A New York money manager with a long history of legal battles with the government has been charged with threatening to kill 47 U.S. officials, including the nation's top securities and commodities regulators.
Vincent McCrudden, 49, last month allegedly posted online an "execution list" naming officials, including Securities and Exchange Commission Chairman Mary Schapiro and Commodity Futures Trading Commission Chairman Gary Gensler.
Federal prosecutors said the threat came shortly after the CFTC brought an enforcement action accusing the former commodities trader and two of his companies with operating unregistered investments.
McCrudden threatened officials in emails and web postings at the SEC, CFTC, the Financial Industry Regulatory Authority and the National Futures Association, authorities said.

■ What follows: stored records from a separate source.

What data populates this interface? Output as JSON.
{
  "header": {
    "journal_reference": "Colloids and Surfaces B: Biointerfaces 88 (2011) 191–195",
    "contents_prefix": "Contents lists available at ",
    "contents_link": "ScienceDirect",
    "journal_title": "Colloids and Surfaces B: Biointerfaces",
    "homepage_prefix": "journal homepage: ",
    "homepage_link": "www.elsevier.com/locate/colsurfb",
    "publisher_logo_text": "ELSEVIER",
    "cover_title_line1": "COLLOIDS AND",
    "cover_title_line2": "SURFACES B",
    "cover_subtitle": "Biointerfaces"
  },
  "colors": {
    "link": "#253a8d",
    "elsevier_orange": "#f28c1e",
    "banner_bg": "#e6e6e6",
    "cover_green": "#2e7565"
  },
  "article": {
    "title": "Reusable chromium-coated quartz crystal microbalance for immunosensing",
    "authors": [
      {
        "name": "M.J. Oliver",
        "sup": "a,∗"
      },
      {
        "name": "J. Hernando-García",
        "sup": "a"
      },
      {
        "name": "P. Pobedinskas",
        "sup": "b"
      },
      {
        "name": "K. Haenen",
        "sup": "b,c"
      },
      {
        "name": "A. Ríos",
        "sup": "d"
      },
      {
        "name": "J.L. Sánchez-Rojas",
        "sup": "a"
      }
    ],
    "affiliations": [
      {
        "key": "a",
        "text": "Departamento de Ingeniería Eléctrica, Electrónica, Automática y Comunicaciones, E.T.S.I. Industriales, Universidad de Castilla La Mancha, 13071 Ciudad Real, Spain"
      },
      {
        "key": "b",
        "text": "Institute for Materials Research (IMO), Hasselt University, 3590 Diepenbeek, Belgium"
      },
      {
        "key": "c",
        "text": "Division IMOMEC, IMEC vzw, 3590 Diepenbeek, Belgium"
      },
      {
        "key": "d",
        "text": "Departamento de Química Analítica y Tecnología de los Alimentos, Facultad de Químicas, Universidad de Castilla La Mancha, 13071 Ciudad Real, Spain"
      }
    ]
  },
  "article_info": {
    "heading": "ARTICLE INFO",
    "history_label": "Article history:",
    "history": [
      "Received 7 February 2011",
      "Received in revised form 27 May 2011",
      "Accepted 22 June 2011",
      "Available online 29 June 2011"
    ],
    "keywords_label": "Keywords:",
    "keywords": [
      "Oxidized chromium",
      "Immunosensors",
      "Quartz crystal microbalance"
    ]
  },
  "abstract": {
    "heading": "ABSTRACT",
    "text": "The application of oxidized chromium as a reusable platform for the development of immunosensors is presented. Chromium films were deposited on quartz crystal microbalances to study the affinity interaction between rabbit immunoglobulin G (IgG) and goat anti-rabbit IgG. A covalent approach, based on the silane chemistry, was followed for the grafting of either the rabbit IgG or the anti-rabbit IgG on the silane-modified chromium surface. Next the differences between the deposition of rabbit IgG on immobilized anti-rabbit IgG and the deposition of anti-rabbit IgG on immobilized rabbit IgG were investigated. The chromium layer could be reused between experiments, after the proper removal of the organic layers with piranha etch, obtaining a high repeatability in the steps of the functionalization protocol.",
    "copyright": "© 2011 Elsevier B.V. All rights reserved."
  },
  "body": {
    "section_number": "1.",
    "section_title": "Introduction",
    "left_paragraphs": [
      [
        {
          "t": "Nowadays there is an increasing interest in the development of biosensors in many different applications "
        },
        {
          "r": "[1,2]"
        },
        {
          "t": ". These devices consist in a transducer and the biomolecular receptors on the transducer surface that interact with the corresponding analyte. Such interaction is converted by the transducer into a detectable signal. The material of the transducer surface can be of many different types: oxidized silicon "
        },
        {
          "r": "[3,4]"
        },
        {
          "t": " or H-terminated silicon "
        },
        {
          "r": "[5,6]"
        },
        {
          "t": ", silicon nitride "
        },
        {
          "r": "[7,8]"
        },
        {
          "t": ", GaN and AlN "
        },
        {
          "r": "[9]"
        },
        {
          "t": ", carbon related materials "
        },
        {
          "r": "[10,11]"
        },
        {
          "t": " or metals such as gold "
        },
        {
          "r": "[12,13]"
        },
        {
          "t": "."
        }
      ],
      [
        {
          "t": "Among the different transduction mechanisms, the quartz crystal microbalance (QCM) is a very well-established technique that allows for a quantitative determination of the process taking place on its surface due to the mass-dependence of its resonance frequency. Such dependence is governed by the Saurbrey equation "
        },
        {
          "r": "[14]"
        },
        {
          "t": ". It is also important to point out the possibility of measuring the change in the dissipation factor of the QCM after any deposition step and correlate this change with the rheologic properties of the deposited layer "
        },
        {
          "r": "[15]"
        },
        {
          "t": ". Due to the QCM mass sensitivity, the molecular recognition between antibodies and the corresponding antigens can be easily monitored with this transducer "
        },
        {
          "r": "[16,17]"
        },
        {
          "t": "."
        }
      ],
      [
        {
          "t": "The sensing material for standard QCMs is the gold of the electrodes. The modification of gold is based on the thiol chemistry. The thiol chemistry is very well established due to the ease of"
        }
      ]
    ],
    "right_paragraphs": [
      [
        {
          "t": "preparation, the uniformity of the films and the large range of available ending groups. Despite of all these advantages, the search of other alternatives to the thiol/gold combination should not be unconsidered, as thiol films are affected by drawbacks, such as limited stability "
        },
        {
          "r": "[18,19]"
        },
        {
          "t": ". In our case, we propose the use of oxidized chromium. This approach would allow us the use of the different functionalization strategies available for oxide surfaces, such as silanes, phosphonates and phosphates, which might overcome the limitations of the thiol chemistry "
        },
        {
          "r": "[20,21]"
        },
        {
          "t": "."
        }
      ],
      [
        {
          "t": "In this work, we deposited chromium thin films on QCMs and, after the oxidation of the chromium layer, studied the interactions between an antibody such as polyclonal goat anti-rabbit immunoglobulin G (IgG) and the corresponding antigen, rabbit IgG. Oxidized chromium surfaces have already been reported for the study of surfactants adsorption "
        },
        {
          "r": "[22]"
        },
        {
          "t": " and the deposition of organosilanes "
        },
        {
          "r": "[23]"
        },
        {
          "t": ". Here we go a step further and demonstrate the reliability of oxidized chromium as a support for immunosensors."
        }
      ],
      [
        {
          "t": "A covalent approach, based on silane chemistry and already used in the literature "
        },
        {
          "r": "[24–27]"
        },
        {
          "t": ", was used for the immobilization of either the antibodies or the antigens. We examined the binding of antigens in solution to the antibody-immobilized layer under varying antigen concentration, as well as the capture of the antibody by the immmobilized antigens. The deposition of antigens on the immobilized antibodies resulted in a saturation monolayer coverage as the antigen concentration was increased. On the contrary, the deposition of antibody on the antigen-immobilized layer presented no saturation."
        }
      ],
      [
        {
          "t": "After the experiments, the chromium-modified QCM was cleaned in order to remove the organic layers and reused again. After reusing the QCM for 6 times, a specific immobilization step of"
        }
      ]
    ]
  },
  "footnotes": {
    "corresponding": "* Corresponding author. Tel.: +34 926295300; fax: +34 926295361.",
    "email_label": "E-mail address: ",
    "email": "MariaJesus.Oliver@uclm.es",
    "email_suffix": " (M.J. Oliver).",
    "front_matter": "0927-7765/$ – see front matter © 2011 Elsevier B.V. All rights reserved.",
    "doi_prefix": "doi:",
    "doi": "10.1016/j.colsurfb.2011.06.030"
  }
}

"Go buy a gun, and lets get to work in taking back our country from these criminals," McCrudden allegedly wrote, in a statement calling for the four regulators to be abolished. "I will be the first one to lead by example."
The arrest comes amid heightened concern for the safety of public officials after last Saturday's mass shooting of Congresswoman Gabrielle Giffords and others in Tucson, Arizona. Six people died, including federal judge John Roll.
"This is a crime of violence," Assistant U.S. Attorney Christopher Caffarone said at a Friday afternoon hearing in the federal court in Central Islip, New York.
McCrudden, looking haggard and dressed in blue jeans and a black fleece sweatshirt, was denied bail at the hearing. He did not enter a plea.
"The allegations in this complaint are incredibly frightening and intimidating to any public official," U.S. Magistrate Judge E. Thomas Boyle said at the hearing.
Boyle called the content of McCrudden's alleged emails and postings "a real threat, as far as this court is concerned."
McCrudden has worked on Wall Street for more than 20 years, specializing in commodities, derivatives and foreign exchange, according to his biography on the website of his company, Alnbri Management LLC.
The government said McCrudden, of Dix Hills, New York, has been living for the last few months in Singapore.
He was arrested on Thursday at Newark-Liberty International Airport and faces counts of transmitting death threats. Each is punishable by up to five years in prison.
Bruce Barket, a lawyer for McCrudden who described himself as a long-time friend, told the judge his client was "a frustrated litigant who has a penchant for vulgarity." The lawyer also said McCrudden does not own a gun.
"He is at times ill-mannered and short-tempered and not very articulate in terms of expressing himself," Barket said in an earlier telephone interview. "But the idea that he was actually threatening somebody is ludicrous."
McCrudden was also charged in 2002 with 15 counts of felony mail fraud relating to his alleged preparation of financial statements that inflated the value of various investments, but was acquitted by a jury, court records show.
ReutersLast Mod: 15 Ocak 2011, 12:07